**TASK DIRECTIONS:** The word "Programa" turns up on some lines of this data; say how many, and give no other text.
------------------------------------------------------------
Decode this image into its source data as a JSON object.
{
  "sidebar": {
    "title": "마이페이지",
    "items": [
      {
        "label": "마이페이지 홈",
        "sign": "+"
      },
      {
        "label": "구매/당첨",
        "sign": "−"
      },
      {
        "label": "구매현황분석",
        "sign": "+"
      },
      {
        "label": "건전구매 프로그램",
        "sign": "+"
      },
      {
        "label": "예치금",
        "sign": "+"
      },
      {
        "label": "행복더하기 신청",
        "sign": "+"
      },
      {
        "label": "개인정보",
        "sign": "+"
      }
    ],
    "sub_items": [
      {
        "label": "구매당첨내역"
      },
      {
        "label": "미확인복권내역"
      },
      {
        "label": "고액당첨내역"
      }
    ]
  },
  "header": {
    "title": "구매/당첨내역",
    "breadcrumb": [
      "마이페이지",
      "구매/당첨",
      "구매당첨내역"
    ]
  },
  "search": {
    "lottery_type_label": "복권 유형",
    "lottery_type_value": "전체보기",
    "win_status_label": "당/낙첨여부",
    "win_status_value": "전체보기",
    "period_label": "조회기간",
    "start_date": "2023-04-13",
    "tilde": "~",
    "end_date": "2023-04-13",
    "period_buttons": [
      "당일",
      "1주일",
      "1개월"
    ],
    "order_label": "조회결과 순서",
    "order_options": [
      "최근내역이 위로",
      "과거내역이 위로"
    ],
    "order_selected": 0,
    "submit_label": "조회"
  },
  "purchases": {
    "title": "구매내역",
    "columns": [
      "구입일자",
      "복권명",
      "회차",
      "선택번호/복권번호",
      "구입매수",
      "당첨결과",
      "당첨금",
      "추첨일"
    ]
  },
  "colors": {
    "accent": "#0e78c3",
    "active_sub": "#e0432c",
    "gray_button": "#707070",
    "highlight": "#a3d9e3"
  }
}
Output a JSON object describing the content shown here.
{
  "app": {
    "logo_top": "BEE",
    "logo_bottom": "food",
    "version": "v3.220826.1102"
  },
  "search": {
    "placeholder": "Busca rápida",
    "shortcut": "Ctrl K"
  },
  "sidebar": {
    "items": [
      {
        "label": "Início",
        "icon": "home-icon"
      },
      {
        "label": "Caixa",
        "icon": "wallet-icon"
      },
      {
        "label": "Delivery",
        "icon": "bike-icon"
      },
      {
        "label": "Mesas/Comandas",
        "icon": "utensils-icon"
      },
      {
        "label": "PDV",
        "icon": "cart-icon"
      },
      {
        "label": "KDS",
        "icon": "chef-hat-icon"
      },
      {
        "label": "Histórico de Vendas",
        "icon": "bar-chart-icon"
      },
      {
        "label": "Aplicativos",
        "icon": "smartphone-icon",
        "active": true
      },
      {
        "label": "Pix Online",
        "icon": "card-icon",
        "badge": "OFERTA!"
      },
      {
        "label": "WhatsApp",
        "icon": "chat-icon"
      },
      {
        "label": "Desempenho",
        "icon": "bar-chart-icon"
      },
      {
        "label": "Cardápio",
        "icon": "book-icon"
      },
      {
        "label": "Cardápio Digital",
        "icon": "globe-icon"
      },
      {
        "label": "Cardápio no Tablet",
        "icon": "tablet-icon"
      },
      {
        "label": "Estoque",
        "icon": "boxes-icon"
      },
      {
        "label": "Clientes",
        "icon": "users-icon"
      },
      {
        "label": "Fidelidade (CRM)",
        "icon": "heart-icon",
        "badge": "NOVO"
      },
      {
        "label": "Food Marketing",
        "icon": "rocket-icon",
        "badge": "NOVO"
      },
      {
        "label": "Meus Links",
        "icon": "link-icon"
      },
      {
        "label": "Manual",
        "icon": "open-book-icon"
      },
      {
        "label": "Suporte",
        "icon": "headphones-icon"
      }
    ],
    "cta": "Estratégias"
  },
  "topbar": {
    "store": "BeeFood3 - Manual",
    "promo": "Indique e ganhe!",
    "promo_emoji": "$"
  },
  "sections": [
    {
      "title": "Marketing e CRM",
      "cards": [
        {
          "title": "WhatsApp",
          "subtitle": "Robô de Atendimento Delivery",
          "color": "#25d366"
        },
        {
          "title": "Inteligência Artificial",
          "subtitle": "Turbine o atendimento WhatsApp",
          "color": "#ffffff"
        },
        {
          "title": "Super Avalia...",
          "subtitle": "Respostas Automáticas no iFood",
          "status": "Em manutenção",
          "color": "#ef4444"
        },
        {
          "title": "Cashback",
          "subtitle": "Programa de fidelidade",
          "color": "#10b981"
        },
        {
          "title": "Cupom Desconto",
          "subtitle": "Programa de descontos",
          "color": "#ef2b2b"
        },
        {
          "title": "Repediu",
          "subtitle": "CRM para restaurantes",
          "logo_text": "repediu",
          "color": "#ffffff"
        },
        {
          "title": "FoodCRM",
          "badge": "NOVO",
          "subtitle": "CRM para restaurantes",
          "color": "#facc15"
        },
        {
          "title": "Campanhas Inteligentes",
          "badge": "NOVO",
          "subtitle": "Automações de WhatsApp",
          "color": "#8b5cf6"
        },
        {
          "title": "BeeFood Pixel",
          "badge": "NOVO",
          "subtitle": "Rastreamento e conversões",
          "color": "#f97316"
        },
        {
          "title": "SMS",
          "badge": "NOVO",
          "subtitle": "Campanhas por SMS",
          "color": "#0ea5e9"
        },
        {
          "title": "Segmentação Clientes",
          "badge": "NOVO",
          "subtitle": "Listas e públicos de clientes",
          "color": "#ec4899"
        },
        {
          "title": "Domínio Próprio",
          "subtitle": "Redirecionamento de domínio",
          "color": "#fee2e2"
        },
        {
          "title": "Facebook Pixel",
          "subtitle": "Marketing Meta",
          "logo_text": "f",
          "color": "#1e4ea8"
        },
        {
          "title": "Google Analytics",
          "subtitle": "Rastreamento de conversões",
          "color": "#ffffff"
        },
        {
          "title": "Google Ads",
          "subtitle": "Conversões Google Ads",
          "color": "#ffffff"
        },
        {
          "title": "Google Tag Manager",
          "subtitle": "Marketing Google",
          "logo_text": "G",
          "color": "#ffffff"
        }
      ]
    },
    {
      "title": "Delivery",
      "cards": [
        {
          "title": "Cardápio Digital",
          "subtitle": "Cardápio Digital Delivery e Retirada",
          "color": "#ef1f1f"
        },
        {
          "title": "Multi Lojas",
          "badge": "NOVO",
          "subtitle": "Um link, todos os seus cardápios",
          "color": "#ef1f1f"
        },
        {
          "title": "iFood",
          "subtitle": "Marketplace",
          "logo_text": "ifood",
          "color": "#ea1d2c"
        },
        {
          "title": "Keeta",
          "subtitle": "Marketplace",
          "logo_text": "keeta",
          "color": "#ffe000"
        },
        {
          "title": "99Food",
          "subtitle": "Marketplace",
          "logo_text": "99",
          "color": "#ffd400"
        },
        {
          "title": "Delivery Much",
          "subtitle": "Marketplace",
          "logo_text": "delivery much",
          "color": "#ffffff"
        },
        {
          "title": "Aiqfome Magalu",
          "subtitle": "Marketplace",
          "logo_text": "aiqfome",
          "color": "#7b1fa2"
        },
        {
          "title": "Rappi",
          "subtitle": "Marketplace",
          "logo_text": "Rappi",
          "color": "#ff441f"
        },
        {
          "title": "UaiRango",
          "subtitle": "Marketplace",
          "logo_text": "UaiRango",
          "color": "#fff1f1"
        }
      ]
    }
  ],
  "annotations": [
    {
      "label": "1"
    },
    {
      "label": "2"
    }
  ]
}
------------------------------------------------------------
**RESULT:** 2